Hope you got to read my profile of Bacarri Rambo. A little background: I did not set out to report on him dealing with the death of his son. didn’t know about it. It was one of those situations where I had planned to feature him this week since he was coming off a two-interception performance against Ole Miss and now leads the nation in interceptions per game. It was only after calling down to Rambo’s Donalsonville hometown that I discovered what he had been dealing with in the days leading up to the game and since. And then I wasn’t really sure how I was going to handle it. I had to talk to those closest to Georgia’s star safety — and, of course, Rambo himself — before deciding how to proceed. In any case, what was lost in the wake of all that was some of the anecdotal information I gathered for the story. So that it doesn’t go to waste, I figured I’d just share it here. . . .
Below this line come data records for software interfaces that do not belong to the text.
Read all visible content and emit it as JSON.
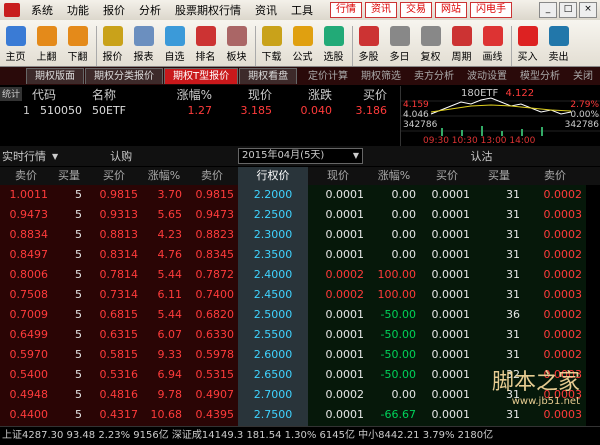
{
  "menu": [
    "系统",
    "功能",
    "报价",
    "分析",
    "股票期权行情",
    "资讯",
    "工具"
  ],
  "quick_links": [
    "行情",
    "资讯",
    "交易",
    "网站",
    "闪电手"
  ],
  "window_controls": [
    "_",
    "□",
    "×"
  ],
  "toolbar": [
    {
      "label": "主页",
      "icon": "home-icon",
      "color": "#3a7bd5"
    },
    {
      "label": "上翻",
      "icon": "arrow-up-icon",
      "color": "#e48a1a"
    },
    {
      "label": "下翻",
      "icon": "arrow-down-icon",
      "color": "#e48a1a"
    },
    {
      "label": "报价",
      "icon": "quote-icon",
      "color": "#c9a21a"
    },
    {
      "label": "报表",
      "icon": "report-icon",
      "color": "#6b8fbf"
    },
    {
      "label": "自选",
      "icon": "favorite-icon",
      "color": "#3b9ad9"
    },
    {
      "label": "排名",
      "icon": "rank-icon",
      "color": "#c33"
    },
    {
      "label": "板块",
      "icon": "sector-icon",
      "color": "#a66"
    },
    {
      "label": "下载",
      "icon": "download-icon",
      "color": "#c9a21a"
    },
    {
      "label": "公式",
      "icon": "formula-icon",
      "color": "#e0a010"
    },
    {
      "label": "选股",
      "icon": "stock-pick-icon",
      "color": "#2a7"
    },
    {
      "label": "多股",
      "icon": "multi-stock-icon",
      "color": "#c33"
    },
    {
      "label": "多日",
      "icon": "multi-day-icon",
      "color": "#888"
    },
    {
      "label": "复权",
      "icon": "adjust-icon",
      "color": "#888"
    },
    {
      "label": "周期",
      "icon": "period-icon",
      "color": "#c33"
    },
    {
      "label": "画线",
      "icon": "draw-line-icon",
      "color": "#d33"
    },
    {
      "label": "买入",
      "icon": "buy-icon",
      "color": "#d22"
    },
    {
      "label": "卖出",
      "icon": "sell-icon",
      "color": "#27a"
    }
  ],
  "tabs": [
    "期权版面",
    "期权分类报价",
    "期权T型报价",
    "期权看盘"
  ],
  "active_tab": 2,
  "tab_links": [
    "定价计算",
    "期权筛选",
    "卖方分析",
    "波动设置",
    "模型分析",
    "关闭"
  ],
  "quote": {
    "headers": [
      "统计",
      "代码",
      "名称",
      "涨幅%",
      "现价",
      "涨跌",
      "买价"
    ],
    "row": {
      "idx": "1",
      "code": "510050",
      "name": "50ETF",
      "pct": "1.27",
      "price": "3.185",
      "chg": "0.040",
      "bid": "3.186"
    }
  },
  "mini": {
    "title": "180ETF",
    "price": "4.122",
    "left": [
      "4.159",
      "4.046",
      "342786"
    ],
    "right": [
      "2.79%",
      "0.00%",
      "342786"
    ],
    "time": "09:30 10:30 13:00 14:00"
  },
  "tquote": {
    "left_label": "实时行情",
    "call_label": "认购",
    "date": "2015年04月(5天)",
    "put_label": "认沽",
    "columns": [
      "卖价",
      "买量",
      "买价",
      "涨幅%",
      "卖价",
      "行权价",
      "现价",
      "涨幅%",
      "买价",
      "买量",
      "卖价"
    ]
  },
  "rows": [
    [
      "1.0011",
      "5",
      "0.9815",
      "3.70",
      "0.9815",
      "2.2000",
      "0.0001",
      "0.00",
      "0.0001",
      "31",
      "0.0002"
    ],
    [
      "0.9473",
      "5",
      "0.9313",
      "5.65",
      "0.9473",
      "2.2500",
      "0.0001",
      "0.00",
      "0.0001",
      "31",
      "0.0003"
    ],
    [
      "0.8834",
      "5",
      "0.8813",
      "4.23",
      "0.8823",
      "2.3000",
      "0.0001",
      "0.00",
      "0.0001",
      "31",
      "0.0002"
    ],
    [
      "0.8497",
      "5",
      "0.8314",
      "4.76",
      "0.8345",
      "2.3500",
      "0.0001",
      "0.00",
      "0.0001",
      "31",
      "0.0002"
    ],
    [
      "0.8006",
      "5",
      "0.7814",
      "5.44",
      "0.7872",
      "2.4000",
      "0.0002",
      "100.00",
      "0.0001",
      "31",
      "0.0002"
    ],
    [
      "0.7508",
      "5",
      "0.7314",
      "6.11",
      "0.7400",
      "2.4500",
      "0.0002",
      "100.00",
      "0.0001",
      "31",
      "0.0003"
    ],
    [
      "0.7009",
      "5",
      "0.6815",
      "5.44",
      "0.6820",
      "2.5000",
      "0.0001",
      "-50.00",
      "0.0001",
      "36",
      "0.0002"
    ],
    [
      "0.6499",
      "5",
      "0.6315",
      "6.07",
      "0.6330",
      "2.5500",
      "0.0001",
      "-50.00",
      "0.0001",
      "31",
      "0.0002"
    ],
    [
      "0.5970",
      "5",
      "0.5815",
      "9.33",
      "0.5978",
      "2.6000",
      "0.0001",
      "-50.00",
      "0.0001",
      "31",
      "0.0002"
    ],
    [
      "0.5400",
      "5",
      "0.5316",
      "6.94",
      "0.5315",
      "2.6500",
      "0.0001",
      "-50.00",
      "0.0001",
      "32",
      "0.0003"
    ],
    [
      "0.4948",
      "5",
      "0.4816",
      "9.78",
      "0.4907",
      "2.7000",
      "0.0002",
      "0.00",
      "0.0001",
      "31",
      "0.0003"
    ],
    [
      "0.4400",
      "5",
      "0.4317",
      "10.68",
      "0.4395",
      "2.7500",
      "0.0001",
      "-66.67",
      "0.0001",
      "31",
      "0.0003"
    ],
    [
      "0.3902",
      "14",
      "0.3760",
      "8.36",
      "0.3760",
      "2.8000",
      "0.0004",
      "33.33",
      "0.0003",
      "15",
      "0.0004"
    ]
  ],
  "status": "上证4287.30  93.48  2.23%   9156亿   深证成14149.3 181.54 1.30%   6145亿   中小8442.21   3.79%  2180亿",
  "watermark": {
    "title": "脚本之家",
    "sub": "www.jb51.net"
  },
  "colors": {
    "up": "#ff3b3b",
    "down": "#00d25a",
    "neutral": "#e6e6e6",
    "strike": "#3fd3ff",
    "yellow": "#f0e060"
  }
}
Rambo’s Seminole County head coach is Alan Ingram. He told me about first discovering Rambo’s unique athletic gifts when Rambo came into the high school as a ninth grader.
“He was just a little goober then, a real small guy,” Ingram said. “But you could tell right away he was an athlete. And he was fast. I’m an option guy, so I knew I wanted to get the ball in his hands. We played three ballgames and we lost them all. We didn’t really have any athletes. So finally I threw him to the wolves at quarterback in that fourth game. We lost that game, too, 7-6, but we played a whole lot better because of him. And he just got better and better after that and we started to win some ballgames.”
Ingram said Rambo quickly became a local legend, but he was slow in drawing attention from outside the rural southwest Georgia region. He vividly recalls what first attracted the Bulldogs to his star player, who played quarterback and outside linebacker in high school.
“I was at a coaches clinic and Mike Bobo was speaking. I’ve known Mike forever, so I asked him, ‘when are y’all going to come look at the Rambo kid?. He says, ‘can he play?’ I said, ‘I just happened to put a tape in the mail to you on Friday. You look at it and give me a call back’.”
Ingram said the first highlight on the video was of Rambo on defense. Rambo was playing outside linebacker on the far side of the field when an opposing player broke free down the opposite sideline. Not only did Rambo manage to run down the player, he also punched the ball loose from the runner’s sideline arm, caught the ball in midair and whipped around and returned it 40 yards in the other direction.
The tape also some offensive highlights, including 14-carry, 388-yard, six-touchdown performance by Rambo in the 2007 playoffs.
“That next Monday, Bobo called me,” Ingram said. “Coach Richt and all of the coaches were there with him and they were laughing and carrying on after watching the tape. He says, ‘Holy Cow!’ Tell him he’s got an offer.”
Other colleges received the same highlight tape and offers quickly came pouring in, including one from Georgia Tech, which wanted Rambo to come to The Flats and run the option. But Ingram said none of the other schools really had a chance.
“He grew up wanting to be a Bulldog and his daddy wanted him to go to Georgia, too,” Ingram said.
About Tech, Rambo told me he was intrigued with the idea of running coach Paul Johnson’s spread option, which is very similar to what they were doing at Seminole. However, he said he really did grow up wanting to play for the Georgia Bulldogs. Plus . . .
“I got tired of getting hit. I wanted to hit somebody else.”
So that’s kind of where I was going with the story — Rambo’s nose for the football — before the news of his son’s death took it elsewhere. Rambo is enters the Mississippi State game on Saturday with nine career interceptions. The Georgia career record is 16 by Hall of Famer Jake Scott, so he has a way to go to run that one down. Practice update coming soon.